The analogy between family and Church works both ways, for it is possible to understand the Church as the “family of God”, and it is also possible to understand the family as “ecclesiola” or domestic Church. The suspension of all public liturgy, and the inadequacies of online celebrations, have led some observers to propose that the Eucharist be entrusted to families. Some have also proposed a rapprochement with the usual practices in Judaism, in particular around Pesach with the family celebration of the meal which plays a decisive role in the transmission of faith and tradition.
This second study, carried out in the recent book of an Orthodox theologian, actually allows us to recognise that the questions raised by the pandemic are also dependent on questions that run through all our societies, and affect the unity of the Catholic Church, which allows us to conclude this ecclesiological contribution.
From an ecumenical point of view, the pandemic has contradictory effects. If, on the one hand, confessional logics have been rather strengthened - a Catholicism centred on the Eucharist, almost codified, Orthodox granting supreme authority to the liturgy and Protestants opting for very diverse strategies - there have been, on the other hand, some unexpected places of convergence, in particular the questioning of legitimate authorities in the churches and of the expertise so far recognised to theologians as bearers of specific knowledge. This double movement only really makes sense against the background of anthropological and political questions, while at the same time feeding them in turn.
These two studies, in Protestantism and in Orthodoxy, cannot claim to represent all the ecumenical questions raised by the health crisis we are going through. However, they do allow us to observe unprecedented convergences that can be understood in relation to major anthropological and political developments - a kind of Christian populism that feeds on a set of fears of downgrading, identity-based withdrawal, distrust of the intelligence of faith and disqualification of institutional authorities in favour of charismatic figures capable of grasping these convergences and exploiting them to their advantage. Taking this temptation into account - a simple recipe in the face of confused situations - requires that the ecclesiological questions thus posed be truly listened to, without claiming to provide immediate answers, but perhaps opening up new ecumenical paths that would allow divided Churches to face the same questions together.

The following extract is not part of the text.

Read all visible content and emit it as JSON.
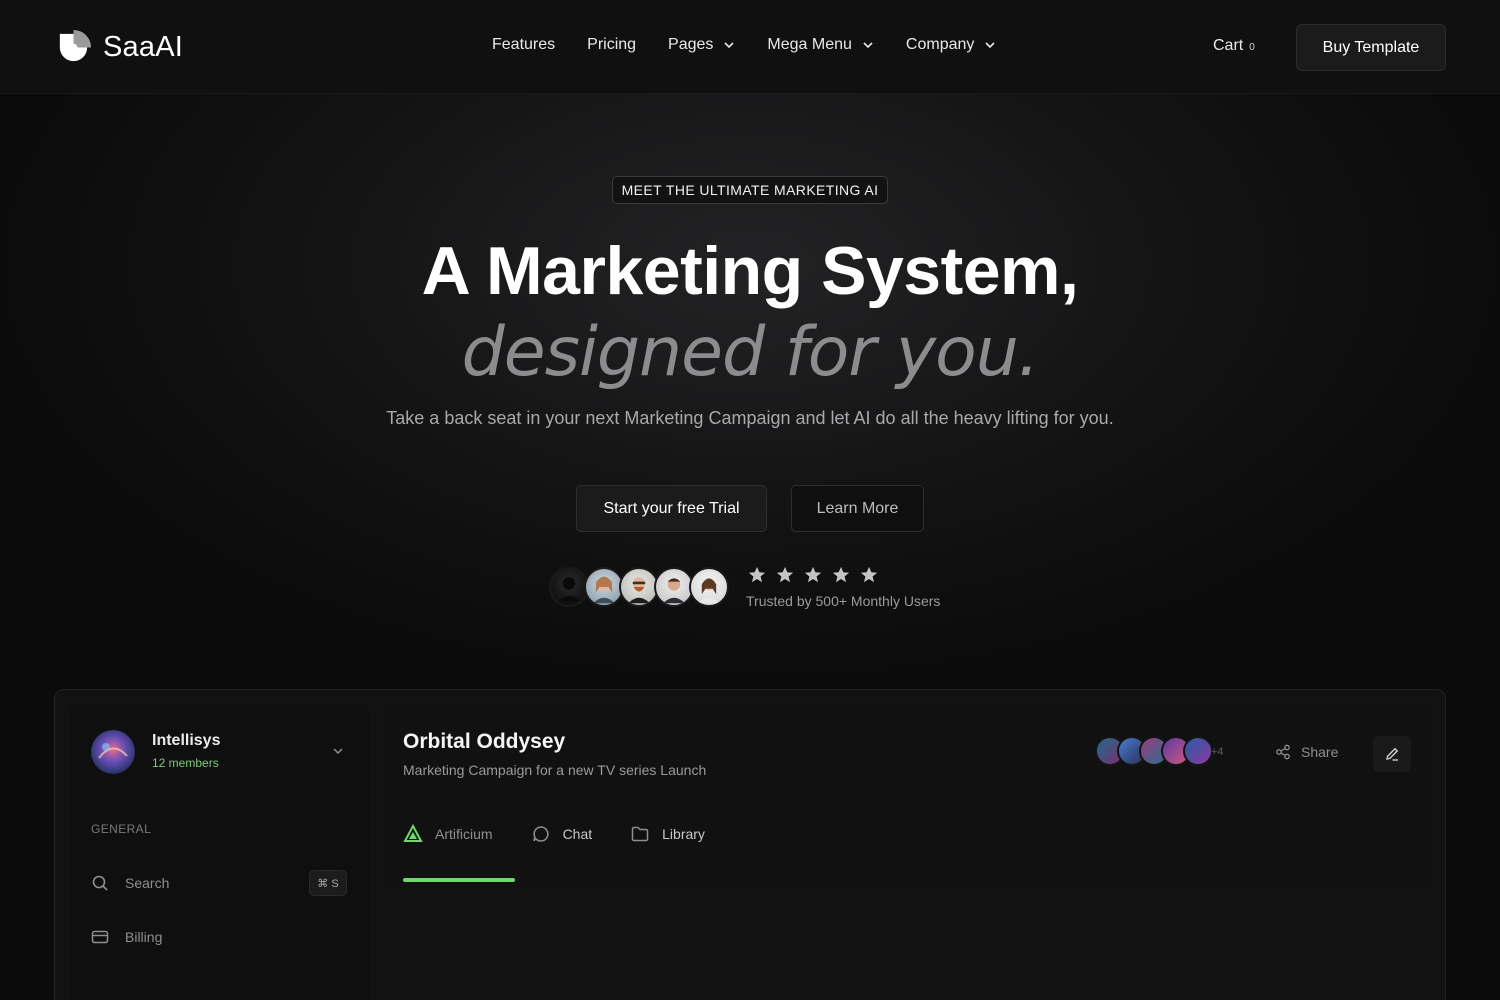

These two studies also allow us to measure the tensions that are present in Catholicism today. For the questions that are specific to each Church - which are subject to the many tensions of our changing societies - it is likely that some of the solutions can be found among our brothers and sisters of other confessions. As St John Paul II wrote in Ut Unum Sint (n°28, 1995), ecumenism invites dialogue which “is not simply an exchange of ideas. In some way it is always an "exchange of gifts".”